[Records contained in a dataset]
§ §

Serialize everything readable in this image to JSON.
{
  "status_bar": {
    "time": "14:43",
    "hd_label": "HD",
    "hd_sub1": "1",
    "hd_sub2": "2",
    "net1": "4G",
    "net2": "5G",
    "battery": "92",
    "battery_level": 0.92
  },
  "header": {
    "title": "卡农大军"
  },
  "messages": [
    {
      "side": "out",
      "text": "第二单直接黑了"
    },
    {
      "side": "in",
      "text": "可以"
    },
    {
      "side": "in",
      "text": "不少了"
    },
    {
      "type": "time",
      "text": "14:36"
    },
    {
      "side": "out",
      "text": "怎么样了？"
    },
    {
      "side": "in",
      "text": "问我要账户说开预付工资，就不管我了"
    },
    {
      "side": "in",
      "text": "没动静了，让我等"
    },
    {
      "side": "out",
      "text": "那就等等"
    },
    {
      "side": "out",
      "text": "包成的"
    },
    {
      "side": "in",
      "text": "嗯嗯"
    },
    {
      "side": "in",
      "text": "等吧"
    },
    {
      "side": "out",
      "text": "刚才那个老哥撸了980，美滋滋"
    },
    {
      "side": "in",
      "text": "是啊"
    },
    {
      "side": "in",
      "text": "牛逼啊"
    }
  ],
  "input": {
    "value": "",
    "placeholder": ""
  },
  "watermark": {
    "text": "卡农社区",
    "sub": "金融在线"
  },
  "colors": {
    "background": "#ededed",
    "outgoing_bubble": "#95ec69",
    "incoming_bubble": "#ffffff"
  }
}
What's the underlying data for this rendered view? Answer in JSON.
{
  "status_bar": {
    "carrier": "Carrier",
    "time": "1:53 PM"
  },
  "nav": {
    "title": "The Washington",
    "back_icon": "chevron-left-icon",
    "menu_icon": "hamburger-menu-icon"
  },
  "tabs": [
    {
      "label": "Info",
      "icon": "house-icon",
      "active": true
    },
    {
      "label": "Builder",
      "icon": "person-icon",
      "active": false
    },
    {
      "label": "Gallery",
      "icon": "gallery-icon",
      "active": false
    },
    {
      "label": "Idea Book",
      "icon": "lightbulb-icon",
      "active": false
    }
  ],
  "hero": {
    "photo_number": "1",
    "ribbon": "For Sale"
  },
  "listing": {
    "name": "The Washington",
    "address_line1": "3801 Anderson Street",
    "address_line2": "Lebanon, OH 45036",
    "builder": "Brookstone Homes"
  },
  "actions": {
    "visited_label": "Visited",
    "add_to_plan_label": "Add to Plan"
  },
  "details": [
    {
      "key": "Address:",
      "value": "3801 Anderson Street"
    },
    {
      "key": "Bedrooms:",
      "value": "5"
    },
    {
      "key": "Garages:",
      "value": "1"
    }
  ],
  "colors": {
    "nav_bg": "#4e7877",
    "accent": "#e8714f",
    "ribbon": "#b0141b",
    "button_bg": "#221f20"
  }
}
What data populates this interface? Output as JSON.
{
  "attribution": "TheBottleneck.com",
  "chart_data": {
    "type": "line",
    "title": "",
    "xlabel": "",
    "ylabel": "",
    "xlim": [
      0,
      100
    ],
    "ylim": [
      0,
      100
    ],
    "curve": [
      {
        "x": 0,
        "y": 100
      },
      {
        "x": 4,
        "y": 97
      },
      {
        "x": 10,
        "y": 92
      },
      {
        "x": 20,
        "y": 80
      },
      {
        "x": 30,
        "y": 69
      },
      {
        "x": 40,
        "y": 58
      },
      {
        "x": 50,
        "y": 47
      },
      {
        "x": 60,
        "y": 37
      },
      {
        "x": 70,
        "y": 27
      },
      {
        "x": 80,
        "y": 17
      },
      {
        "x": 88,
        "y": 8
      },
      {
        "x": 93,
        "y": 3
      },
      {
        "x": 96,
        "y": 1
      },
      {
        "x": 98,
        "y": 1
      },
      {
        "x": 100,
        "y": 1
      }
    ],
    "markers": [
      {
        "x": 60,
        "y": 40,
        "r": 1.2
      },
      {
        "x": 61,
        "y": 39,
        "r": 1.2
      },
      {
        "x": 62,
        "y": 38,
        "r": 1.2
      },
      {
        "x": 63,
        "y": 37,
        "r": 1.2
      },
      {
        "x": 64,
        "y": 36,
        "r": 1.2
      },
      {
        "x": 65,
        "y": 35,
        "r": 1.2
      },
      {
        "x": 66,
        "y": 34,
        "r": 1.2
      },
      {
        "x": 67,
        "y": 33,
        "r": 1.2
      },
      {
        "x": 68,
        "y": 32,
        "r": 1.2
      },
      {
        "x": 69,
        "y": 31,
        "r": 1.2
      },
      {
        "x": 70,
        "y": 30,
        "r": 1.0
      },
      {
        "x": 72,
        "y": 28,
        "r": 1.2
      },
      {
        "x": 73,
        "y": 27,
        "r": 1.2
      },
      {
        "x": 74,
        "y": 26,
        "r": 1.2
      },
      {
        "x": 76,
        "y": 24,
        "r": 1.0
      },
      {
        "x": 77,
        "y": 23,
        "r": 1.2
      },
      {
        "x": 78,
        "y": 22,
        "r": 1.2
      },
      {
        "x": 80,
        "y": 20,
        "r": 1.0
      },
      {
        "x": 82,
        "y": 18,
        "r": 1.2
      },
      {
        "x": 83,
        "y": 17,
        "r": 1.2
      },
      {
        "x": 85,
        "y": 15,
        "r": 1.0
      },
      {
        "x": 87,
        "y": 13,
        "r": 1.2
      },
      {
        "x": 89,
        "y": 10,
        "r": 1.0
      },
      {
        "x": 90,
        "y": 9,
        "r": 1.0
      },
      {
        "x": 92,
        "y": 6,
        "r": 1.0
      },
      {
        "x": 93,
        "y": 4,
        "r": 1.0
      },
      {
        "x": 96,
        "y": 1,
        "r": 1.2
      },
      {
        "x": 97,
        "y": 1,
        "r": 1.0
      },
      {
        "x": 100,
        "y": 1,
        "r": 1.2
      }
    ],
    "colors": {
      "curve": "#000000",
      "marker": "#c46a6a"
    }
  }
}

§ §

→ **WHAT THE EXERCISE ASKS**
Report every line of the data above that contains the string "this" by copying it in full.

→ **WRITTEN REPLY**
Serialize everything readable in this image to JSON.
What's the underlying data for this rendered view? Answer in JSON.
What data populates this interface? Output as JSON.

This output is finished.